**Directions:** For each line of the data that includes the word "Категория", copy the line.

Stored records:
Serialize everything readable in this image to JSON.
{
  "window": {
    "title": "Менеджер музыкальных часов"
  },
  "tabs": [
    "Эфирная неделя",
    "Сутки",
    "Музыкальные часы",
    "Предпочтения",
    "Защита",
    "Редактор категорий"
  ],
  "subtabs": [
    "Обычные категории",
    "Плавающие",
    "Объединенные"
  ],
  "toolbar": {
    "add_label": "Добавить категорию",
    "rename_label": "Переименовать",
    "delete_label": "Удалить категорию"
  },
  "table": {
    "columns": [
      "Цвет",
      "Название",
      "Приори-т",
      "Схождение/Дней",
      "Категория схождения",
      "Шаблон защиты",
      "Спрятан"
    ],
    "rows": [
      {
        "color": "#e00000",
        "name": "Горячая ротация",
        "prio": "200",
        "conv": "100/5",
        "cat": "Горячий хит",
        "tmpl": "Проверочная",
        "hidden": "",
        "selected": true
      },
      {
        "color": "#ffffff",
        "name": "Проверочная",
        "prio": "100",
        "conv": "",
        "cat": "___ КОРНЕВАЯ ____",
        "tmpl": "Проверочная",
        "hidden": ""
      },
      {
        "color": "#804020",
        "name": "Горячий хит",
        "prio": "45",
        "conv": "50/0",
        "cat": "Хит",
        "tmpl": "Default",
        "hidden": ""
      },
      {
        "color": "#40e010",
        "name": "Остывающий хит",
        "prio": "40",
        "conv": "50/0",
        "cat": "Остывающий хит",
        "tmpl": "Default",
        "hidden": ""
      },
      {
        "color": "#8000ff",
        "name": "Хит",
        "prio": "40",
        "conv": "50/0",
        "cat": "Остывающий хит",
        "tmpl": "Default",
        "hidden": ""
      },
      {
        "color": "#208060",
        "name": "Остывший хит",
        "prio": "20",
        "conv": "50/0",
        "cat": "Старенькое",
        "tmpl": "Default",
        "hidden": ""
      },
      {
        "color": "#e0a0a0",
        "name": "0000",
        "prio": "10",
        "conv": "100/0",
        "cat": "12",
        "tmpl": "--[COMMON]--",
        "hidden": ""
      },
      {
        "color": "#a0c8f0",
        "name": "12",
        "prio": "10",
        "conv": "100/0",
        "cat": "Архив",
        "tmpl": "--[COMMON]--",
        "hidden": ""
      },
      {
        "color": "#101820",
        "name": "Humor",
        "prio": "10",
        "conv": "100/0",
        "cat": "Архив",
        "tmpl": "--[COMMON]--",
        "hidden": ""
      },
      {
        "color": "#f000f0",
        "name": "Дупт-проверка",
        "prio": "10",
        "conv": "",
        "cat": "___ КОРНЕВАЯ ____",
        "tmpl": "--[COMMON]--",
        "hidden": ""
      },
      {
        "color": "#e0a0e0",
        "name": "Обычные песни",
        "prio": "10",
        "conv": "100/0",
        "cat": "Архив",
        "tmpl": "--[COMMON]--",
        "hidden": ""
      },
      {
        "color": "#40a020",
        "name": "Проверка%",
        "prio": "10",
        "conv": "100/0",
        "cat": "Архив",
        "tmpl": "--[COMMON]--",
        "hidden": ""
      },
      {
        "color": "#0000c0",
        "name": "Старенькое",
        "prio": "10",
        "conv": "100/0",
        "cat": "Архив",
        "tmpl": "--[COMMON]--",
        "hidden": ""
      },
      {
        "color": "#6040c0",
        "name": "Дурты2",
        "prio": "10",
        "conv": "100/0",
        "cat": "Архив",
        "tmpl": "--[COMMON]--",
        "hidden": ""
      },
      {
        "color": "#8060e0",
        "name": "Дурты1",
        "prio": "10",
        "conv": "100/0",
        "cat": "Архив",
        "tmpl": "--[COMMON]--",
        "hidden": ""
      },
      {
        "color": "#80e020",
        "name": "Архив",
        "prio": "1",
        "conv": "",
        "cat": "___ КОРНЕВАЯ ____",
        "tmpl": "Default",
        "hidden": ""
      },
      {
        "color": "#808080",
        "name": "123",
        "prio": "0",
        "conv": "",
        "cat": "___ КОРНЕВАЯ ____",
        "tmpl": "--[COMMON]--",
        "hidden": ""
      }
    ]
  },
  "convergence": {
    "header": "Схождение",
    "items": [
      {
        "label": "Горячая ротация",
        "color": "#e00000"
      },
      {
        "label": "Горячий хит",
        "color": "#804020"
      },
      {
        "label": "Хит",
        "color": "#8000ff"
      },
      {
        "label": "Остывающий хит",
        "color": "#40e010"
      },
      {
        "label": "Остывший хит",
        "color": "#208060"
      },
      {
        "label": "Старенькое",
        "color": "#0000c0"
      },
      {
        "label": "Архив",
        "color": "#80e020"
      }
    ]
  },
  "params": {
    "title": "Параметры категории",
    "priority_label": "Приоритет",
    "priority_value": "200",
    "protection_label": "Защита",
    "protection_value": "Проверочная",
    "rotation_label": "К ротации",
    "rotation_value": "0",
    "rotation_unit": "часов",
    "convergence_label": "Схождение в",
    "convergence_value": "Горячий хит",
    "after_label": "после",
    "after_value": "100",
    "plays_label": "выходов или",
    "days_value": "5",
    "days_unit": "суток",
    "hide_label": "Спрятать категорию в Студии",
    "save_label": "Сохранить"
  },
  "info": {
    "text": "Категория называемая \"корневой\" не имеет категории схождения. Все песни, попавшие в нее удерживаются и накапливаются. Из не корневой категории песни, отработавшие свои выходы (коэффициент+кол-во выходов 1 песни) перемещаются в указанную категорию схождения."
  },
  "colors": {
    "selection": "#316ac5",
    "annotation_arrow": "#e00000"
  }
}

**Exercise solution:**
      "Категория схождения",
    "text": "Категория называемая \"корневой\" не имеет категории схождения. Все песни, попавшие в нее удерживаются и накапливаются. Из не корневой категории песни, отработавшие свои выходы (коэффициент+кол-во выходов 1 песни) перемещаются в указанную категорию схождения."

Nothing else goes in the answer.